We know that the sovereignty of nations cannot strangle the liberty of individuals. And so we stand with the student in the street who demands a life of dignity and opportunity. We stand with women everywhere who deserve the same rights as men. We stand with the activists unbowed in their prison cells and the leaders in parliament who's moving her country towards democracy. We stand with the dissident who seeks the freedom to say what he pleases and the entrepreneur who wants to start a business without paying a bribe and all those who strive for justice and dignity. For they know, as we do, that history is on the side of freedom.
And finally, I see an American century because of the character of our country, the spirit that has always made us exceptional. That simple yet revolutionary idea, there at our founding and in our hearts ever since, that we have it in our power to make the world anew, to make the future what we will. It is that fundamental faith, that American optimism, which says no challenge is too great, no mission is too hard. It's the spirit that guides your class: "Never falter, never fail."
That is the essence of America, and there's nothing else like it anywhere in the world. It's what's inspired the oppressed in every corner of the world to demand the same freedoms for themselves. It's what's inspired generations to come to our shores, renewing us with their energy and their hopes. And that includes a fellow cadet, a cadet graduating today, who grew up in Venezuela, got on a plane with a one-way ticket to America, and today is closer to his dream of becoming an Air Force pilot: Edward Camacho.

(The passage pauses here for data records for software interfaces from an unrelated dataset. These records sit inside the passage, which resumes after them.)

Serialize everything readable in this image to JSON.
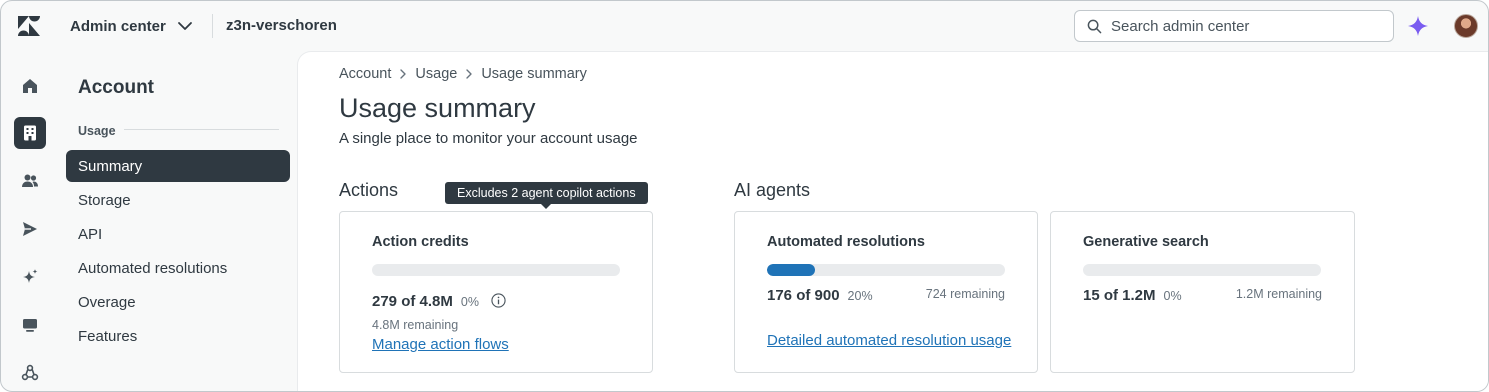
{
  "topbar": {
    "product_label": "Admin center",
    "subdomain": "z3n-verschoren",
    "search_placeholder": "Search admin center"
  },
  "rail": {
    "items": [
      {
        "icon": "home-icon"
      },
      {
        "icon": "building-icon",
        "active": true
      },
      {
        "icon": "people-icon"
      },
      {
        "icon": "send-icon"
      },
      {
        "icon": "sparkle-icon"
      },
      {
        "icon": "chat-icon"
      },
      {
        "icon": "recycle-icon"
      }
    ]
  },
  "sidenav": {
    "title": "Account",
    "group": "Usage",
    "items": [
      {
        "label": "Summary",
        "active": true
      },
      {
        "label": "Storage"
      },
      {
        "label": "API"
      },
      {
        "label": "Automated resolutions"
      },
      {
        "label": "Overage"
      },
      {
        "label": "Features"
      }
    ]
  },
  "main": {
    "breadcrumb": [
      "Account",
      "Usage",
      "Usage summary"
    ],
    "title": "Usage summary",
    "description": "A single place to monitor your account usage",
    "actions": {
      "section_title": "Actions",
      "tooltip": "Excludes 2 agent copilot actions",
      "card": {
        "title": "Action credits",
        "count": "279 of 4.8M",
        "percent": "0%",
        "progress": 0,
        "remaining": "4.8M remaining",
        "link": "Manage action flows"
      }
    },
    "ai_agents": {
      "section_title": "AI agents",
      "cards": [
        {
          "title": "Automated resolutions",
          "count": "176 of 900",
          "percent": "20%",
          "progress": 0.2,
          "remaining": "724 remaining",
          "link": "Detailed automated resolution usage"
        },
        {
          "title": "Generative search",
          "count": "15 of 1.2M",
          "percent": "0%",
          "progress": 0,
          "remaining": "1.2M remaining"
        }
      ]
    }
  },
  "colors": {
    "accent": "#1f73b7",
    "nav_active": "#2f3941",
    "ai_star": "#7a5cf0"
  }
}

Edward said what we all know to be true: "I'm convinced that America is the land of opportunity."
You're right, Edward. That is who we are. That's the America we love: always young, always looking ahead to that light of a new day on the horizon. And, cadets, as I look into your eyes as you join that long blue line, I know you will carry us even farther and even higher. And with your proud service, I'm absolutely confident that the United States of America will meet the tests of our time. We will remain the land of opportunity. And we will stay strong as the greatest force for freedom and human dignity that the world has ever known.
May God bless you. May God bless the class of 2012, and may God bless the United States of America.
Note: The President spoke at 10:29 a.m. In his remarks, he referred to Lt. Gen. Michael C. Gould, USAF, Superintendent, Brig. Gen. Richard M. Clark, USAF, commandant of cadets, and Brig. Gen. Dana H. Born, USAF, dean of the faculty, U.S. Air Force Academy; Gov. John W. Hickenlooper of Colorado; Suzanne Schwartz, wife of Gen. Norton A. Schwartz, USAF; and Troy Calhoun, head coach, U.S. Air Force Academy football team.
Barack Obama, Commencement Address at the United States Air Force Academy in Colorado Springs, Colorado Online by Gerhard Peters and John T. Woolley, The American Presidency Project https://www.presidency.ucsb.edu/node/301082